Impact on Energy Bills
While using a dehumidifier alongside an air conditioner may increase your energy consumption in the short term, it can also help your air conditioner run more efficiently by reducing the cooling load. Over time, this could result in lower energy bills.
Long Term Savings
By maintaining optimal humidity levels, dehumidifiers can help prevent damage to your home and belongings caused by excessive moisture. This can lead to savings on repair and replacement costs.

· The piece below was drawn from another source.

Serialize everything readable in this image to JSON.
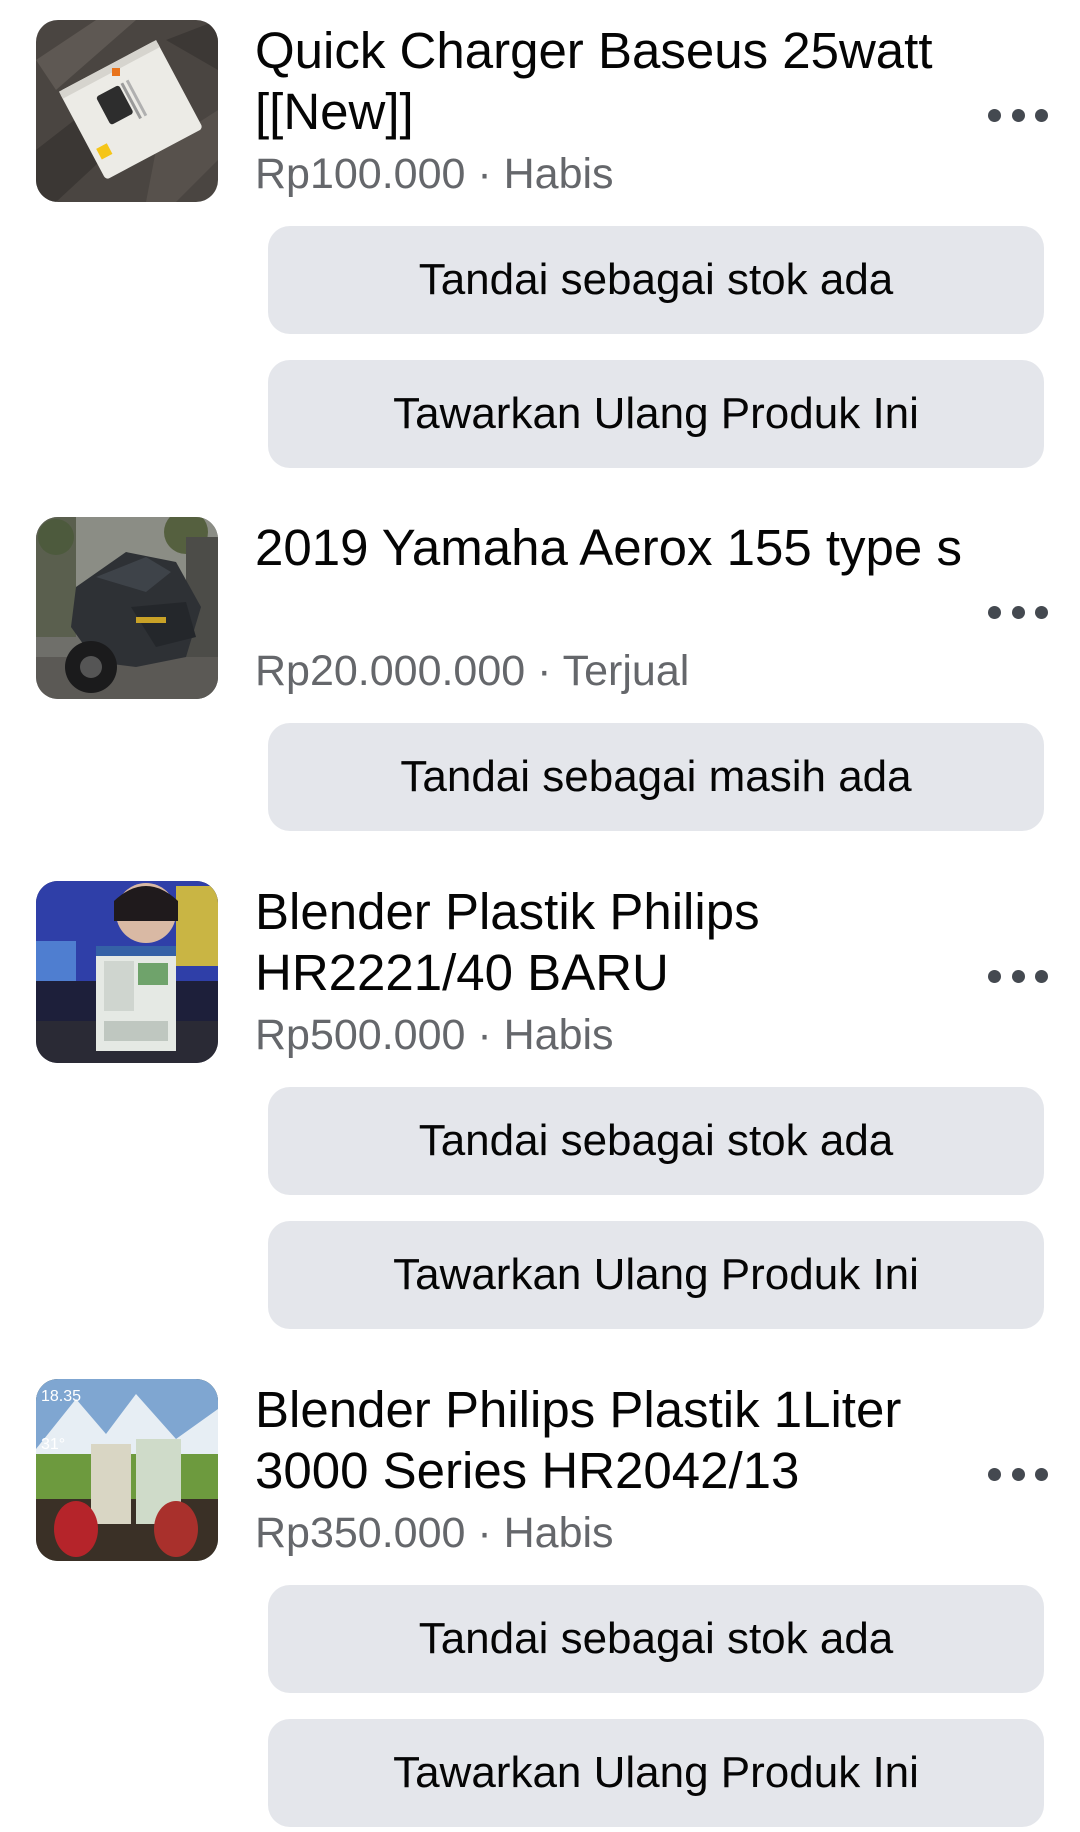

Additionally, by reducing the cooling load on your air conditioner, a dehumidifier can extend its lifespan, saving you money on premature replacement costs.
Regular cleaning and maintenance are essential for optimal performance and longevity of both appliances.
Increased energy bills, reduced effectiveness, and strange noises are often signs that your AC or dehumidifier may need maintenance.
Frequently Asked Questions
Does a Dehumidifier Cool a Room?
No, a dehumidifier doesn’t cool a room. It reduces humidity levels, making the room feel cooler.
Can I Use a Dehumidifier and AC at the Same Time?
Yes, using a dehumidifier with an AC can enhance indoor air quality, especially in high humidity conditions.
Is it Expensive to Run a Dehumidifier with an AC?
The cost can be higher due to increased energy use. However, it can also make your AC more efficient, potentially leading to savings in the long run.
Managing indoor air quality is a balance between temperature and humidity. While air conditioners and dehumidifiers play unique roles, they can often complement each other to enhance indoor comfort.
Knowing when to use a dehumidifier with an air conditioner is crucial for maintaining a healthy and comfortable living environment. It’s not just about cooling the air but also about controlling the humidity.
So, whether you’re dealing with a damp environment or simply want to improve air quality, a dehumidifier could be a valuable addition to your home comfort system. Be sure to consider your local climate and indoor conditions to make the best choice for your needs.